[DATA PROVIDED]:
[Start of Attachment]

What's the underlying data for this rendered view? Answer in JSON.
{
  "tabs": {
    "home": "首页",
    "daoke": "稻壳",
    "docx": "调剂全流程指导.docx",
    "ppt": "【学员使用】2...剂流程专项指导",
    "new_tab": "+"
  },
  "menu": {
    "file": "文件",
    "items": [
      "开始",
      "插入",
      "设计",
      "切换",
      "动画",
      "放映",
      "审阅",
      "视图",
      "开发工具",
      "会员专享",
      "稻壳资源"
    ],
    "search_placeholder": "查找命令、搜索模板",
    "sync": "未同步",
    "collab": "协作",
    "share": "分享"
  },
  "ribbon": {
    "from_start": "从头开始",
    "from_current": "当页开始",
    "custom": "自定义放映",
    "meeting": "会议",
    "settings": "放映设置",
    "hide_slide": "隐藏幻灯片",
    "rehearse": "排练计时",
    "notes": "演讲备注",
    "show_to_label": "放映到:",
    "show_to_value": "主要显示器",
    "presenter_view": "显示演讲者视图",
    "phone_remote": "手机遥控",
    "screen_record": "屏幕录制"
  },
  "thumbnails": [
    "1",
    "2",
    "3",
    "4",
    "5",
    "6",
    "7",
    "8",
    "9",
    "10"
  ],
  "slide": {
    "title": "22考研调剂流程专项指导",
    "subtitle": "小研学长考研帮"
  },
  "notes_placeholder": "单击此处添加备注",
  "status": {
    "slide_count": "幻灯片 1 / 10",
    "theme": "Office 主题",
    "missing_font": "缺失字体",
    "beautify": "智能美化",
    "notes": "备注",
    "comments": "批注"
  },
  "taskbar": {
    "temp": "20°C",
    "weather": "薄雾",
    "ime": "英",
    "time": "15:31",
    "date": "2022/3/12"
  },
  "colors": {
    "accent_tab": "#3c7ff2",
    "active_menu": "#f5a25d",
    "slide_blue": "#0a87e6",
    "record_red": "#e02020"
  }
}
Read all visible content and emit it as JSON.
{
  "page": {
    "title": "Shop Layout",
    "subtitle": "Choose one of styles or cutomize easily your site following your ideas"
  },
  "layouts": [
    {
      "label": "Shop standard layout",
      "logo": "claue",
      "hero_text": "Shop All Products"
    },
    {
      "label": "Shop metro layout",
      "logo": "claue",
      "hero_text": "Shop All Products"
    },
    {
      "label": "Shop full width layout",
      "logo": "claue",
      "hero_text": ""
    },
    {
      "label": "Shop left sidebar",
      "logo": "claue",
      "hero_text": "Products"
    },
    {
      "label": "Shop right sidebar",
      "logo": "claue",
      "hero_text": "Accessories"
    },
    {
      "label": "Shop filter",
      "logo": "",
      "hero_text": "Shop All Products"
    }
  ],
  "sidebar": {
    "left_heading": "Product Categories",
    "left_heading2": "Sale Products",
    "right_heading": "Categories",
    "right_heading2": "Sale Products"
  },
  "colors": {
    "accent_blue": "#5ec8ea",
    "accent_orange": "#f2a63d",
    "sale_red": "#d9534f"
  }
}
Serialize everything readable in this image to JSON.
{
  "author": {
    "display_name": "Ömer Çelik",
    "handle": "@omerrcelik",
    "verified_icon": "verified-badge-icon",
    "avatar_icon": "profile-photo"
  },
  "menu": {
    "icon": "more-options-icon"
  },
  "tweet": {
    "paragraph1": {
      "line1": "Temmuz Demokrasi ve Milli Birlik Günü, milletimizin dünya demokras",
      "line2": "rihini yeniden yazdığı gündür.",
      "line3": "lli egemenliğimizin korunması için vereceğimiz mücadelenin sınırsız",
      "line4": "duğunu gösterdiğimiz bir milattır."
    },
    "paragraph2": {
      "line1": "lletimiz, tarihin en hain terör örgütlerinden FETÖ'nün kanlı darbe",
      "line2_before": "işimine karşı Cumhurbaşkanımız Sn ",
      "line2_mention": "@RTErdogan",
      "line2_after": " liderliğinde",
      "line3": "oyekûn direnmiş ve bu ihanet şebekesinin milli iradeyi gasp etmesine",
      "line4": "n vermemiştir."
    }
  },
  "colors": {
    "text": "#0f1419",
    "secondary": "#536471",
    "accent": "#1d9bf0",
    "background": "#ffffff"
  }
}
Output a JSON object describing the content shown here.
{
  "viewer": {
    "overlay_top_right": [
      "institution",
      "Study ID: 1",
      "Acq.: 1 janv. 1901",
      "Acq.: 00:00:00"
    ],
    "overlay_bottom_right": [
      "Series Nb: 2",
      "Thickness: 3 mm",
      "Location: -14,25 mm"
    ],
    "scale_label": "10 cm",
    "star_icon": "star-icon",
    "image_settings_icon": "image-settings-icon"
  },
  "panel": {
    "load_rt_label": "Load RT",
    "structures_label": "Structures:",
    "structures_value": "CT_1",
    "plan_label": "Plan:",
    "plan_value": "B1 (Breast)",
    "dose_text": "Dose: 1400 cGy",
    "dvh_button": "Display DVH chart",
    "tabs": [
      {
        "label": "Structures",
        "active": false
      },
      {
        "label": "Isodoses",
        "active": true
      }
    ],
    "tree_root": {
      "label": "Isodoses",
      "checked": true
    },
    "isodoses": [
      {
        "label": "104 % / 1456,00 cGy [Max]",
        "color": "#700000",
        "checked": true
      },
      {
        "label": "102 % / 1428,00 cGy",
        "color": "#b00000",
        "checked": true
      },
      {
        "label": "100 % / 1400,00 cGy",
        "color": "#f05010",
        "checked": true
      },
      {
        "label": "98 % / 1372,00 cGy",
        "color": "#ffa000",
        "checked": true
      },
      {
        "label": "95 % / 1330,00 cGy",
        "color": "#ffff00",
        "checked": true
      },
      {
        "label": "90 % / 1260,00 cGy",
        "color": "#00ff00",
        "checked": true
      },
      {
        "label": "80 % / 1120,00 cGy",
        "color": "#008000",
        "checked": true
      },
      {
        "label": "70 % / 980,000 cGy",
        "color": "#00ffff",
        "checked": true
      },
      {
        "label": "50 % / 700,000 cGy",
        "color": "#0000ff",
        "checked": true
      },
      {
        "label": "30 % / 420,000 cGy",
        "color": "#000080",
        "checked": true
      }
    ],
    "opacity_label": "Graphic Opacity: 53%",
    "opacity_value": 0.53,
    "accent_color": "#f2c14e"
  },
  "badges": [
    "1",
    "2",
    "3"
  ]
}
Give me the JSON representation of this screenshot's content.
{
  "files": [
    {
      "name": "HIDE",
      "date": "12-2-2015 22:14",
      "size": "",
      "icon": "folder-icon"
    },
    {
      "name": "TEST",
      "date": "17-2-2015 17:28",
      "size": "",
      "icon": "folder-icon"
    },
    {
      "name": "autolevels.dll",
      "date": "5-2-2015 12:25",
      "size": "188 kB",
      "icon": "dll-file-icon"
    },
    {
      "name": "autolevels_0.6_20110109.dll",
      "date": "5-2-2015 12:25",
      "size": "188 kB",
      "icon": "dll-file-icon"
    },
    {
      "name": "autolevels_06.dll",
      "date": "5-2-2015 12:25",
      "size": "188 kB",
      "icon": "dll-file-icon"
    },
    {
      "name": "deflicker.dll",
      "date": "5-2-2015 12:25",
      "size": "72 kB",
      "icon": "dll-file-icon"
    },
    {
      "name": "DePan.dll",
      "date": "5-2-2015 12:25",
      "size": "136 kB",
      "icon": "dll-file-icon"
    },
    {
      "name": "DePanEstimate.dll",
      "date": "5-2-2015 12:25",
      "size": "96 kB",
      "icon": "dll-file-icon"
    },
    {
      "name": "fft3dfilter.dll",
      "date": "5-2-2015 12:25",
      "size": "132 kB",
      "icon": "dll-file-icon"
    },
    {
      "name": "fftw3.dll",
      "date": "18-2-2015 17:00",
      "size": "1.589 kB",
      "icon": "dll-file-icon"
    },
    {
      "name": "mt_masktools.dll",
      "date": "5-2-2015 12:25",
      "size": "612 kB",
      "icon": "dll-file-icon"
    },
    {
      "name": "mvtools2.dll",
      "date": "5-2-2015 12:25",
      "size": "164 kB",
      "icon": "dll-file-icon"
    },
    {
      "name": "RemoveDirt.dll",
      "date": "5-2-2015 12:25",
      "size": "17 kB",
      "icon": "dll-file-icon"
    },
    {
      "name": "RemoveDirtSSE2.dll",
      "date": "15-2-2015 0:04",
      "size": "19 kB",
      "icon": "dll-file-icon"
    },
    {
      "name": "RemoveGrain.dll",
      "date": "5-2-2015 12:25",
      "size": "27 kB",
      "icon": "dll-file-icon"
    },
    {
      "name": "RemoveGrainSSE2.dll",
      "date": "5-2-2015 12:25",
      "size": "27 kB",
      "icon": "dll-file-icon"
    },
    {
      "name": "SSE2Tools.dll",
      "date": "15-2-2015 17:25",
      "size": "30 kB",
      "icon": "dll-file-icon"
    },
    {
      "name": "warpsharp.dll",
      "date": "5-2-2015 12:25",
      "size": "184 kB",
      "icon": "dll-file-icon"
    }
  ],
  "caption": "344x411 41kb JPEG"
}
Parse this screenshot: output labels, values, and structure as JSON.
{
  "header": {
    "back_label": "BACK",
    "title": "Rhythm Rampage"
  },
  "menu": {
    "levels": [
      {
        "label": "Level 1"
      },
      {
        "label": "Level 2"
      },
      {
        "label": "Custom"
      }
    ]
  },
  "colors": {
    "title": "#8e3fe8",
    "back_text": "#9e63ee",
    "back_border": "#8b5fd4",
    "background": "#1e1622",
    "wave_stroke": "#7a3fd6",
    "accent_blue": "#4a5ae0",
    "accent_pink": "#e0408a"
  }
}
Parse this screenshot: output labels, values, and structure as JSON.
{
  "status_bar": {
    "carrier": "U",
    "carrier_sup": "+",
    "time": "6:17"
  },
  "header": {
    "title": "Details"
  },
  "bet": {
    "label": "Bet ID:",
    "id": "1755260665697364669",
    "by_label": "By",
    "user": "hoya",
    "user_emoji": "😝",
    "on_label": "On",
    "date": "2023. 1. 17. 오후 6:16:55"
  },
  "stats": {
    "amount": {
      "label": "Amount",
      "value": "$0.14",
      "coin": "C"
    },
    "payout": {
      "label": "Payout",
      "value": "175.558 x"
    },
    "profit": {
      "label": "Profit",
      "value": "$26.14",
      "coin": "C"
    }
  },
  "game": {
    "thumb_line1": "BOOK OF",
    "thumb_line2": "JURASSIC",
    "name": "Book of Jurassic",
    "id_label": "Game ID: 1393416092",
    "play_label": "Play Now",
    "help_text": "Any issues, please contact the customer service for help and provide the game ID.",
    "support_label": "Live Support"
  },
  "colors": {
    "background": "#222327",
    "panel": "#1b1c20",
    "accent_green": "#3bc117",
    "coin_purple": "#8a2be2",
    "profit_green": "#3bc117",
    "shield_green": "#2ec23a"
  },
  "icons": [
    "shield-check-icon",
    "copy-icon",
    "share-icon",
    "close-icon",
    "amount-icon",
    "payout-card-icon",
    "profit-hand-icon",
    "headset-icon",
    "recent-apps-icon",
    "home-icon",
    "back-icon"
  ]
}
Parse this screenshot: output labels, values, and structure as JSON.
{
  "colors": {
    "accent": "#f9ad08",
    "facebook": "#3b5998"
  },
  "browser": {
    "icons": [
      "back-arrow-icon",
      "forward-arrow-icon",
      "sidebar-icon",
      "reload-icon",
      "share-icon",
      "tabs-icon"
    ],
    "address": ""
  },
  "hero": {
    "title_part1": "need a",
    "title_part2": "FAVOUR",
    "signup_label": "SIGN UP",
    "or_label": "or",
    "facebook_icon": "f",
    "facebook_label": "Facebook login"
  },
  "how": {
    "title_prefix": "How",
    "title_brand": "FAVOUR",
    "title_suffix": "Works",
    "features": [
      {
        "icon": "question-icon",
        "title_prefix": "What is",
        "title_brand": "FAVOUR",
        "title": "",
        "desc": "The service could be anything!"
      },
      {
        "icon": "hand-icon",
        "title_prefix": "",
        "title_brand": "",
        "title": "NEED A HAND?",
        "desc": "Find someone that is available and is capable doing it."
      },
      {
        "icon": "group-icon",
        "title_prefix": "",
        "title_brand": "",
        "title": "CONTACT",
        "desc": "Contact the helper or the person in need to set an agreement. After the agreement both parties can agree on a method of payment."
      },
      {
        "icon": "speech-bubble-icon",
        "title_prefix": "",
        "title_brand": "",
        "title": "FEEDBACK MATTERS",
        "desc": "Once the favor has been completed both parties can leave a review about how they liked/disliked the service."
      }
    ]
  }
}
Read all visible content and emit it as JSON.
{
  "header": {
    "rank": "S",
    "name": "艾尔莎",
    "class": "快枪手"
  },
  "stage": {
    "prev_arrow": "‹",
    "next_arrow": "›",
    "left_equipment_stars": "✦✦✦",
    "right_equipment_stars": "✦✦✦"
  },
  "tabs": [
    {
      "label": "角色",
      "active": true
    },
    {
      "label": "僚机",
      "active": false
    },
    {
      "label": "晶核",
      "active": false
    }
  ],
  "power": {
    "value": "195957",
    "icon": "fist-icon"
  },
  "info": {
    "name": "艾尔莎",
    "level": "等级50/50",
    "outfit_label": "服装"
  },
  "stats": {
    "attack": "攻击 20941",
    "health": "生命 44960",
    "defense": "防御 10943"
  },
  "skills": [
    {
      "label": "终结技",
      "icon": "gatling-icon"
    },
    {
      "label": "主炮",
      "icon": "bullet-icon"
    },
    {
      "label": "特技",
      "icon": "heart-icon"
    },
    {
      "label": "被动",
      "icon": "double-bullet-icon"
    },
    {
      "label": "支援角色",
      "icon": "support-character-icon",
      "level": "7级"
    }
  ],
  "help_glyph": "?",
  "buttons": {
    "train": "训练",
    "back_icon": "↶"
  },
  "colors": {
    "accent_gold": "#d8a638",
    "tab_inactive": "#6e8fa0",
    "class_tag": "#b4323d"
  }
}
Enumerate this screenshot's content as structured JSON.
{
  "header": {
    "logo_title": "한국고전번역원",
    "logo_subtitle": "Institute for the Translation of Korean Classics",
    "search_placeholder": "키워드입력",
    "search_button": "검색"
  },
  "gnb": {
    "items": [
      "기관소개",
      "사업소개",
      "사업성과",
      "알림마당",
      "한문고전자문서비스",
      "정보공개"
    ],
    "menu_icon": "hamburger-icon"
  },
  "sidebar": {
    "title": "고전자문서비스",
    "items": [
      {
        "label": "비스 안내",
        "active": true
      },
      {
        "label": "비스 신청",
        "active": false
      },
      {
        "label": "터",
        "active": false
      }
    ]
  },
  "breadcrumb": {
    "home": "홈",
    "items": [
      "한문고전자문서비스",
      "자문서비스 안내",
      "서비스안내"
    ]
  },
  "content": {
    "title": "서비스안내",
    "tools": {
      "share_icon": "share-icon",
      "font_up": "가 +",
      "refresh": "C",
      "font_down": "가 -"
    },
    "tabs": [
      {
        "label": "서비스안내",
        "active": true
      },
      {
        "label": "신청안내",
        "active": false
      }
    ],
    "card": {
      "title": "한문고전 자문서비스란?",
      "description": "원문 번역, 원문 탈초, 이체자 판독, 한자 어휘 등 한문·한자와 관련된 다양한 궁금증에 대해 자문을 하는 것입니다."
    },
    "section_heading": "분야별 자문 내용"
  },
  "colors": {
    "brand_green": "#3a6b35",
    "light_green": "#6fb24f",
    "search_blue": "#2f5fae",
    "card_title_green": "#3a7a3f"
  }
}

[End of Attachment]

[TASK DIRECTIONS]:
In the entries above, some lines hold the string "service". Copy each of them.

[EXERCISE RESPONSE]:
    "help_text": "Any issues, please contact the customer service for help and provide the game ID.",
        "desc": "The service could be anything!"
        "desc": "Once the favor has been completed both parties can leave a review about how they liked/disliked the service."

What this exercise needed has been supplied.